“While CDA and dDSF are available to commercial powertrain manufacturers as separate systems, our experience indicates that integrating the two technologies delivers much greater benefit to today’s medium- and heavy-duty engines,” said Steve Ernest, vice president of engineering and business development at Jacobs Vehicle Systems. “We have been working with Tula for several years, and this formal agreement solidifies our relationship as we demonstrate the benefits of using CDA and dDSF in tandem.”

While cylinder deactivation has been commercially applied to Otto cycle engines for several decades to reduce throttling losses, its use in diesel engines has been very limited. As diesel engines are unthrottled, benefits have been more challenging to realize.

However, with continued efforts to further reduced diesel NOx emissions, the need to manage exhaust temperatures after a cold start and under low load conditions to ensure that NOx reduction catalysts remain active has become more critical. Conventional thermal management techniques such as retarded combustion phasing and fuel dosing over a DOC increase the fuel consumption penalty.

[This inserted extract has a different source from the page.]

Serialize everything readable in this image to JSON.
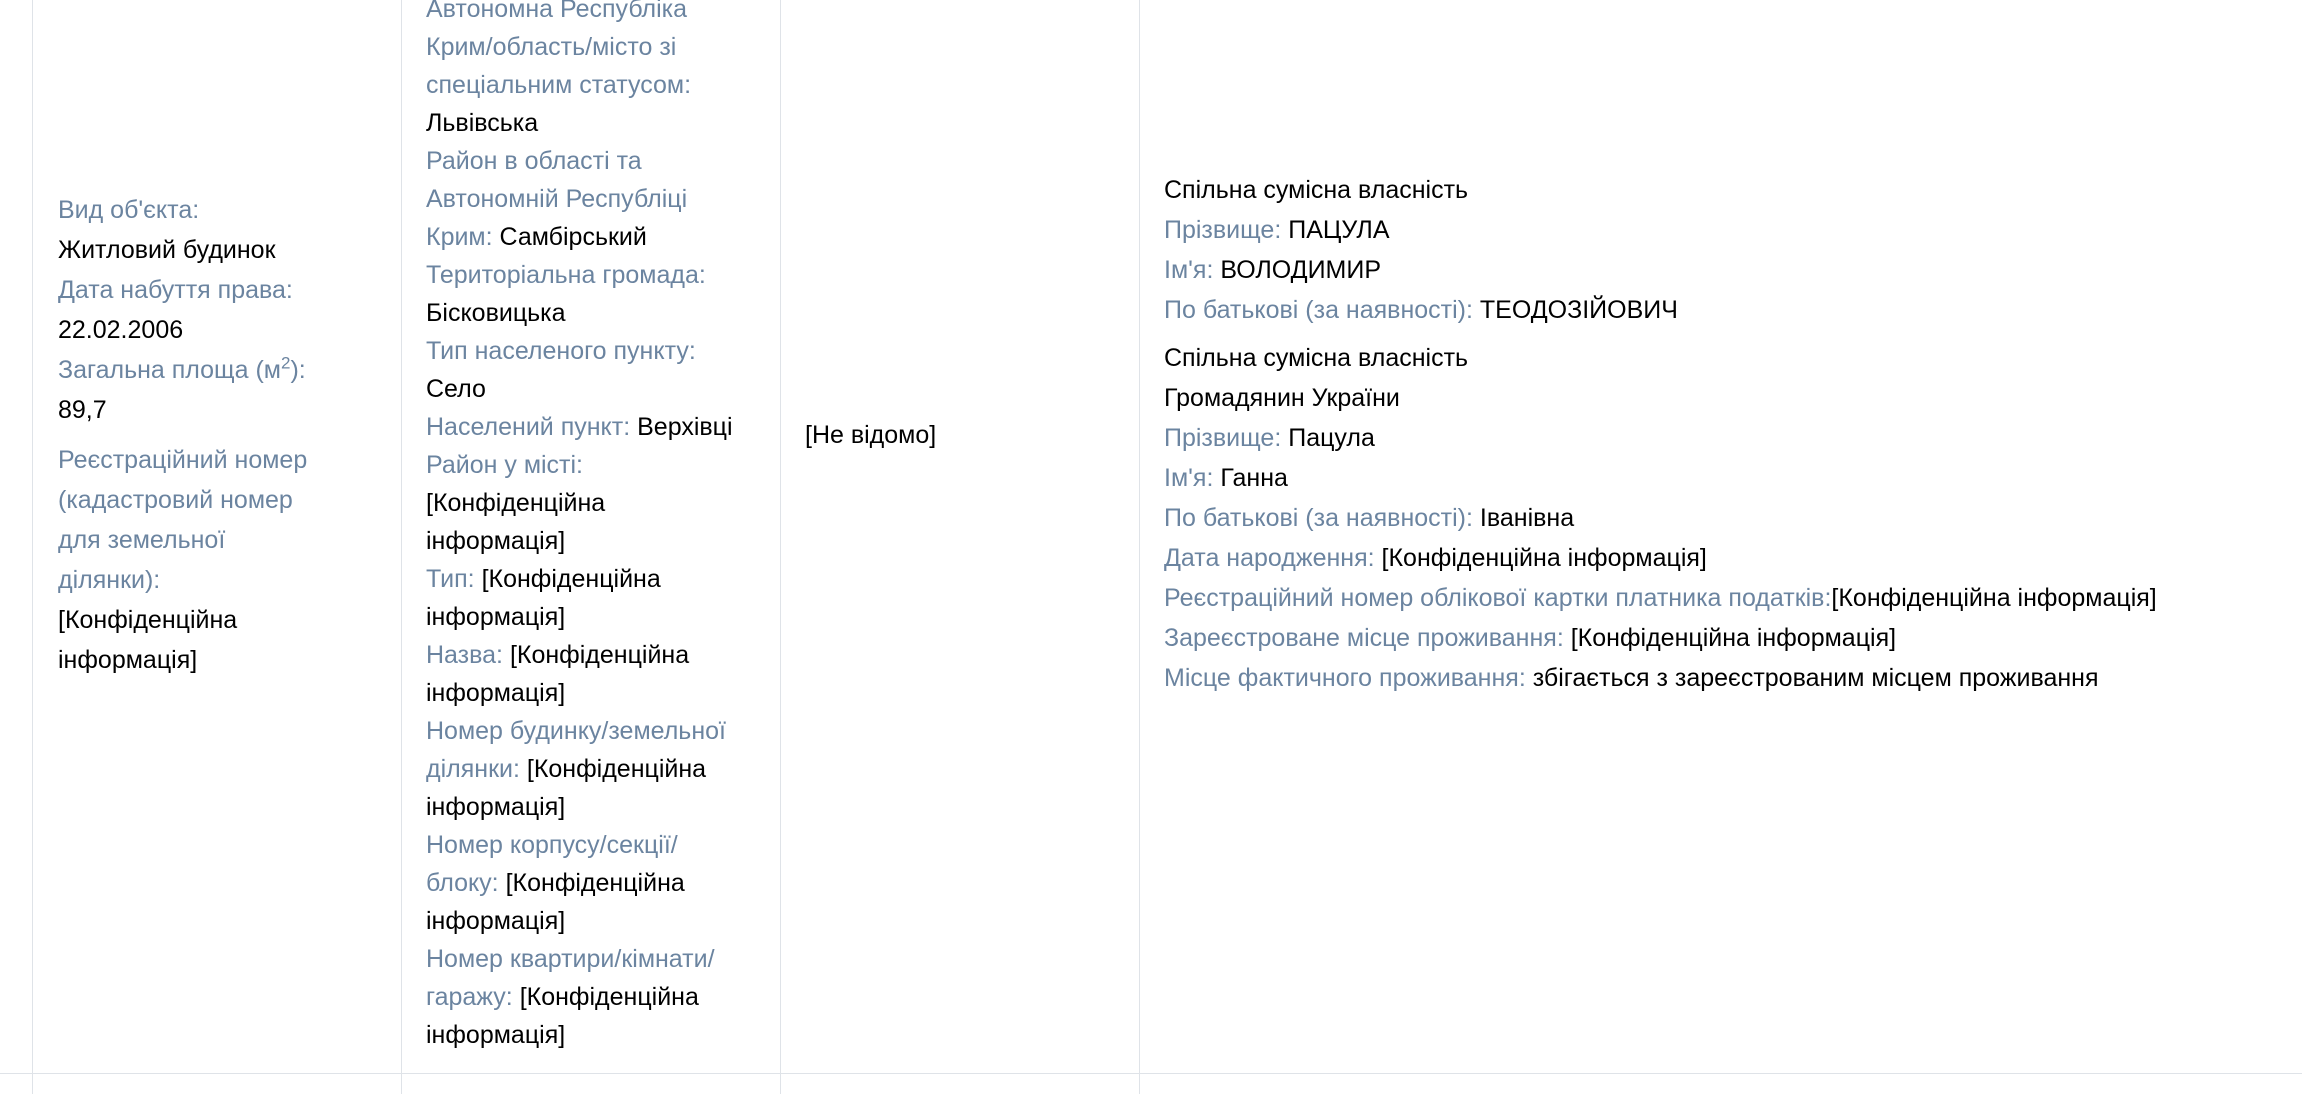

Cylinder deactivation, often combined with other engine measures, can achieve the required exhaust temperature at low load conditions while keeping the fuel consumption penalty at a minimum.

Source: Jacobs